  • You don’t need to repeat the content of existing manuscripts (just refer to them)
  • Your TPR document should provide a clear and persuasive description of your research problem and how you intend to address it.
  • Your plan should be backed by evidence from the literature and your research so far.
  • The future work plan should propose specific research projects that will each be likely to become an important publication.

You should plan to have your TPR document completed at least one week before you “submit” it in the eForm system so that (at least) I have a chance to provide feedback on it before it is submitted.

Creating your TPR isn’t supposed to be scary, but it should be a bit scary as you need to articulate your research direction in a more official way than you might have done so far in regular meetings.


A public seminar or presentation of your TPR is not required by ANU policies. That said, many groups in the School of Computing have expected students at the TPR level to do a public presentation as part of the TPR assessment. The seminar would normally be:
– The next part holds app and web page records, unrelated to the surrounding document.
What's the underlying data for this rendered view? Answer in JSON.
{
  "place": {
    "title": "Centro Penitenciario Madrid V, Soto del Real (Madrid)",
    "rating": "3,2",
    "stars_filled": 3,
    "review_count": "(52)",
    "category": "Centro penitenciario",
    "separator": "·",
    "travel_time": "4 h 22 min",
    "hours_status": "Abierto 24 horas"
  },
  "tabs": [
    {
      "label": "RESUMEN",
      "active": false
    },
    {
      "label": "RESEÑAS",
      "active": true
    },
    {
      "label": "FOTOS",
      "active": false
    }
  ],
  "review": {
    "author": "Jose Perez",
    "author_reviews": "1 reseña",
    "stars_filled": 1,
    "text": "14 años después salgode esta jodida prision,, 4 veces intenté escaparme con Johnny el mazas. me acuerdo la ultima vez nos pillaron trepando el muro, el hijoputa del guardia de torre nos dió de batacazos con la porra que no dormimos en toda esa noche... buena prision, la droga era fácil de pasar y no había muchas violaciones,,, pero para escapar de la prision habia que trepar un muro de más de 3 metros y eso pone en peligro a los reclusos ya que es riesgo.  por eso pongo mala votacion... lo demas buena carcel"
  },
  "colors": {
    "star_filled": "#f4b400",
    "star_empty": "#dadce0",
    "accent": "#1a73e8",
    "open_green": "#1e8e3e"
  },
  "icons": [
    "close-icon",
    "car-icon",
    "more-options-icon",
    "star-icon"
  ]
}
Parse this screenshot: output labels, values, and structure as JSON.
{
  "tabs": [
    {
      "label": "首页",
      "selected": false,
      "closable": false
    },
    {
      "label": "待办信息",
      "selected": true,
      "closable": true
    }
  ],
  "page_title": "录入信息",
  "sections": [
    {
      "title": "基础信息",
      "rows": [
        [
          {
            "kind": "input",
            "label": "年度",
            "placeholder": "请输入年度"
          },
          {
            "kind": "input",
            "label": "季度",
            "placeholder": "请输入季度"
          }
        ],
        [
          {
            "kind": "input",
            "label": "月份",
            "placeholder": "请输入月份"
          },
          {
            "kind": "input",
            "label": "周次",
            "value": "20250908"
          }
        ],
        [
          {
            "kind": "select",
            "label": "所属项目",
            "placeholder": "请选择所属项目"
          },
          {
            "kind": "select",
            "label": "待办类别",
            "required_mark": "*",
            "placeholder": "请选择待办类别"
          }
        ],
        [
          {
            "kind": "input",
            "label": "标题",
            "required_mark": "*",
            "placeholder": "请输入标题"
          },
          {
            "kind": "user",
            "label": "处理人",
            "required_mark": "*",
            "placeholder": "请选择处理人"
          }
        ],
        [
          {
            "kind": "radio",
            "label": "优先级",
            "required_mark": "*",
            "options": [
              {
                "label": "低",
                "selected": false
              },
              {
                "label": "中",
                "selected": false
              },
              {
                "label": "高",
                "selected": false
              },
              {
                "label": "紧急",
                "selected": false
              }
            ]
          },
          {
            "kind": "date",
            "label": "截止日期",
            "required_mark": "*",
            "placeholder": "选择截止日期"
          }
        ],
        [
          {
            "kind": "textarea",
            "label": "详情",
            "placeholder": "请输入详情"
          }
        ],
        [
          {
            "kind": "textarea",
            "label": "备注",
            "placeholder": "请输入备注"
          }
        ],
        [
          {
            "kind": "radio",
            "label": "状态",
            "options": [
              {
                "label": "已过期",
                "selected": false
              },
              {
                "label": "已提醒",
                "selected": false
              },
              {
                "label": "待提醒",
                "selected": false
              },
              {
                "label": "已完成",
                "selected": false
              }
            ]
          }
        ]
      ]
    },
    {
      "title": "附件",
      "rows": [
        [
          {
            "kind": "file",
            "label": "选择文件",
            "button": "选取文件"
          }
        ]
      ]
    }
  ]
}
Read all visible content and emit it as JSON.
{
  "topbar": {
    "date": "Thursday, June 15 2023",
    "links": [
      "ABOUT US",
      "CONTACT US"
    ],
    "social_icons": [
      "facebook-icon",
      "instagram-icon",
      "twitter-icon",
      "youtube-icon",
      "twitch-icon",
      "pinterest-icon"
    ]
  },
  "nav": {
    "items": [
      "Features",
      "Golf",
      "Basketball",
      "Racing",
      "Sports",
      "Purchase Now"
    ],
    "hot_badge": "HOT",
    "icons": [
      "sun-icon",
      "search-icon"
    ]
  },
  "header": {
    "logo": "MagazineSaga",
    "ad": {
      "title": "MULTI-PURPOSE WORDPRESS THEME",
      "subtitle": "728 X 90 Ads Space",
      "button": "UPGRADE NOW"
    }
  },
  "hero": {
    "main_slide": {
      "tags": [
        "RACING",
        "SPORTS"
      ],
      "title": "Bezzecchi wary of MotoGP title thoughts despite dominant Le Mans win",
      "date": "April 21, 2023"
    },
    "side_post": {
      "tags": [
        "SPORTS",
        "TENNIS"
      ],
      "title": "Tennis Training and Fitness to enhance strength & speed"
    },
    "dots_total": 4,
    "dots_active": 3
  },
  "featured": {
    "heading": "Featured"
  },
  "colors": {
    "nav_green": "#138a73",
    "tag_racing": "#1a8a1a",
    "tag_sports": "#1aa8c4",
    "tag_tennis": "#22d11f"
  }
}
  • 45 minutes with 15 minutes for questions
  • scheduled to take place in a public seminar room (e.g., CSIT Room N101, Hanna Neumann building Board Room)
  • be advertised on the School / Cluster mailing lists
  • be structured similarly to your TPR document but with more focus on justifying your research problem, your work so far and (briefly) what you plan to do next (nobody wants to hear a literature review being read out loud)
  • at least one week after your TPR document has been submitted officially (so that all supervisors can read the written version).

Idea: PhD monitoring presentations may work better than a public seminar for communicating with School of Computing community and should now be preferred.

TPR Process

So given the above, here’s a process we will follow to manage your TPR.

  1. Candidate submits agrees on TPR timeline and formatting with primary supervisor. Decide whether to hold a seminar or a closed supervision meeting to conclude the TPR.
  2. Candidate creates TPR document as outlined above and sends to primary supervisor (and others) at least a week in advance of the planned eForm submission.
  3. Candidate incorporates feedback from supervisors and submits eForm
  4. Supervision panel and candidate meet, candidate briefly presents TPR contents, supervisors present feedback and initiate discussion.
  5. Supervisors upload feedback or recommendations into eForm after meeting.

Hints for your TPR

  • talk to other PhD students / recent grads about their TPR experience to gauge the expectations
  • if you want, attend the ANU TPR bootcamp for inspiration, but not direction: all ANU schools have different requirements and some expect a long TPR (e.g., 30+ pages) that is not the standard in computing
  • some folks view the TPR as “box ticking” and not to be taken seriously, this is not the approach within my lab, I expect a real effort to level up your articulation of your research plan which is hard work regardless of the length of document
  • the TPR is one of the few opportunities for supervisors to officially provide negative feedback with consequences, if you don’t engage with the process properly and respond to feedback you may need to redo/resubmit your TPR document

Thesis Completion Presentation

Before you can submit your PhD thesis you need to complete an oral presentation giving your supervisors the chance to agree that you are “ready to submit” your thesis.

Oral presentations are:

  • normally 60 minutes in length plus time for questions
  • advertised within the School of Computing and are public

You will give an exceptionally high quality presentation covering your whole thesis and be ready to answer questions on any part of your research including some potentially tricky questions from your supervision panel. We want to celebrate this part of your work so you should invite friends and family and we will arrange a morning/afternoon tea reception.

After your presentation, you should submit the eForm including:

  • your slides
  • a brief document (2 pages) indicating the details of your talk (time and place), brief summary of the contents, and summary of the discussion.